▶ _PROBLEM TO WORK ON_
Print the records below exactly, and do not carry over any picture.

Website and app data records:
● ● ● ● ●

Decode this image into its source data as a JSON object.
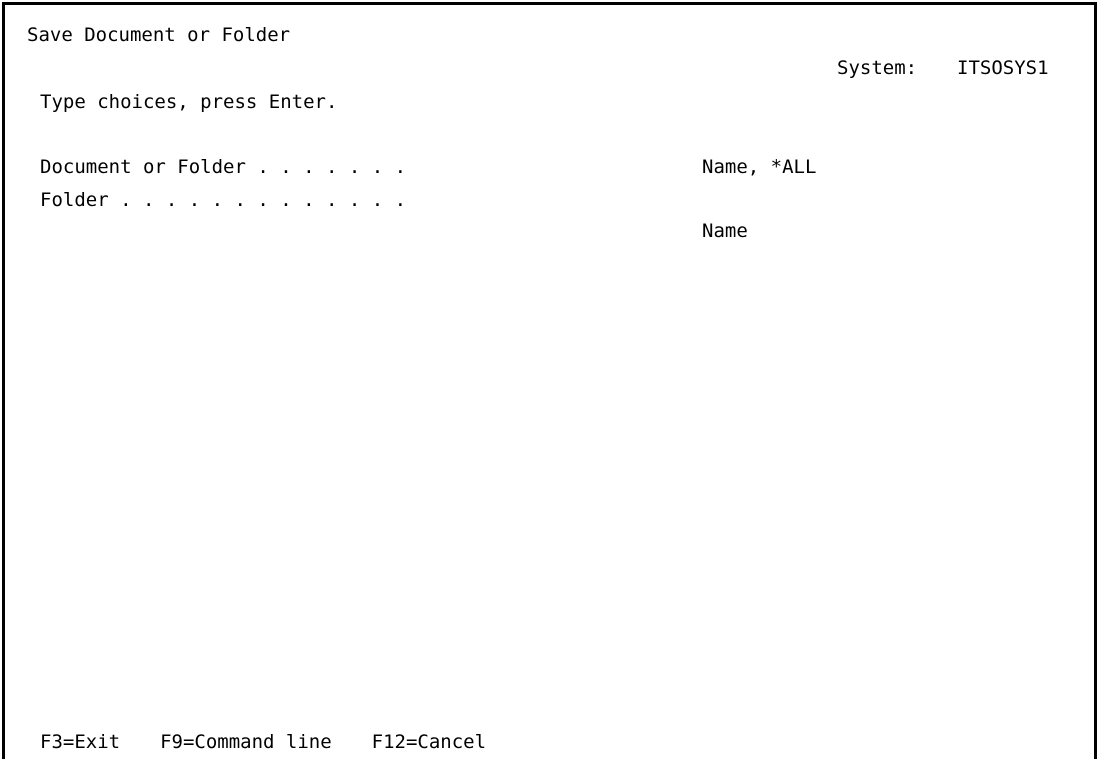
{
  "screen": {
    "title": "Save Document or Folder",
    "system_label": "System:",
    "system_value": "ITSOSYS1",
    "instructions": "Type choices, press Enter."
  },
  "fields": {
    "document_or_folder": {
      "label": "Document or Folder . . . . . . .",
      "help": "Name, *ALL",
      "value": ""
    },
    "folder": {
      "label": "Folder . . . . . . . . . . . . .",
      "help": "Name",
      "value": ""
    }
  },
  "function_keys": [
    {
      "label": "F3=Exit"
    },
    {
      "label": "F9=Command line"
    },
    {
      "label": "F12=Cancel"
    }
  ]
}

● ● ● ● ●

▶ _RESPONSE TO THIS EXERCISE_
Decode this image into its source data as a JSON object.
{
  "screen": {
    "title": "Save Document or Folder",
    "system_label": "System:",
    "system_value": "ITSOSYS1",
    "instructions": "Type choices, press Enter."
  },
  "fields": {
    "document_or_folder": {
      "label": "Document or Folder . . . . . . .",
      "help": "Name, *ALL",
      "value": ""
    },
    "folder": {
      "label": "Folder . . . . . . . . . . . . .",
      "help": "Name",
      "value": ""
    }
  },
  "function_keys": [
    {
      "label": "F3=Exit"
    },
    {
      "label": "F9=Command line"
    },
    {
      "label": "F12=Cancel"
    }
  ]
}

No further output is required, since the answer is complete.